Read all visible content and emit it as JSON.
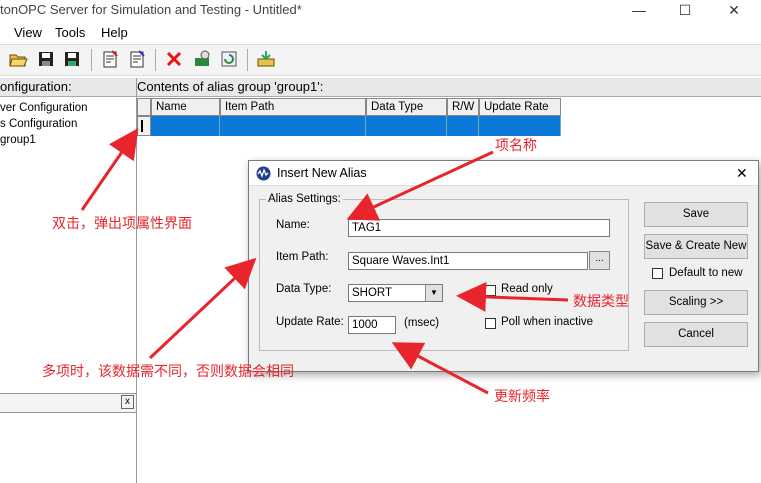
{
  "app": {
    "title": "tonOPC Server for Simulation and Testing - Untitled*",
    "window_controls": {
      "minimize": "—",
      "maximize": "☐",
      "close": "✕"
    }
  },
  "menu": [
    "View",
    "Tools",
    "Help"
  ],
  "toolbar": {
    "icons": [
      "open-folder-icon",
      "save-icon",
      "save-all-icon",
      "properties-icon",
      "edit-properties-icon",
      "delete-icon",
      "add-item-icon",
      "refresh-icon",
      "export-icon"
    ]
  },
  "left_pane": {
    "header": "onfiguration:",
    "tree": [
      "ver Configuration",
      "s Configuration",
      "group1"
    ],
    "sub_close": "x"
  },
  "right_pane": {
    "header": "Contents of alias group 'group1':",
    "columns": [
      "Name",
      "Item Path",
      "Data Type",
      "R/W",
      "Update Rate"
    ]
  },
  "dialog": {
    "title": "Insert New Alias",
    "close": "✕",
    "group_title": "Alias Settings:",
    "name_label": "Name:",
    "name_value": "TAG1",
    "item_path_label": "Item Path:",
    "item_path_value": "Square Waves.Int1",
    "browse_label": "...",
    "data_type_label": "Data Type:",
    "data_type_value": "SHORT",
    "read_only_label": "Read only",
    "update_rate_label": "Update Rate:",
    "update_rate_value": "1000",
    "update_rate_unit": "(msec)",
    "poll_label": "Poll when inactive",
    "save_button": "Save",
    "save_create_button": "Save & Create New",
    "default_to_new_label": "Default to new",
    "scaling_button": "Scaling >>",
    "cancel_button": "Cancel"
  },
  "annotations": {
    "item_name": "项名称",
    "double_click": "双击，弹出项属性界面",
    "data_type": "数据类型",
    "multi_items": "多项时，该数据需不同，否则数据会相同",
    "update_rate": "更新频率"
  },
  "colors": {
    "selection": "#0b78d7",
    "annotation": "#e8242c"
  }
}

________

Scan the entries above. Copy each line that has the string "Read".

Read all visible content and emit it as JSON.
    "read_only_label": "Read only",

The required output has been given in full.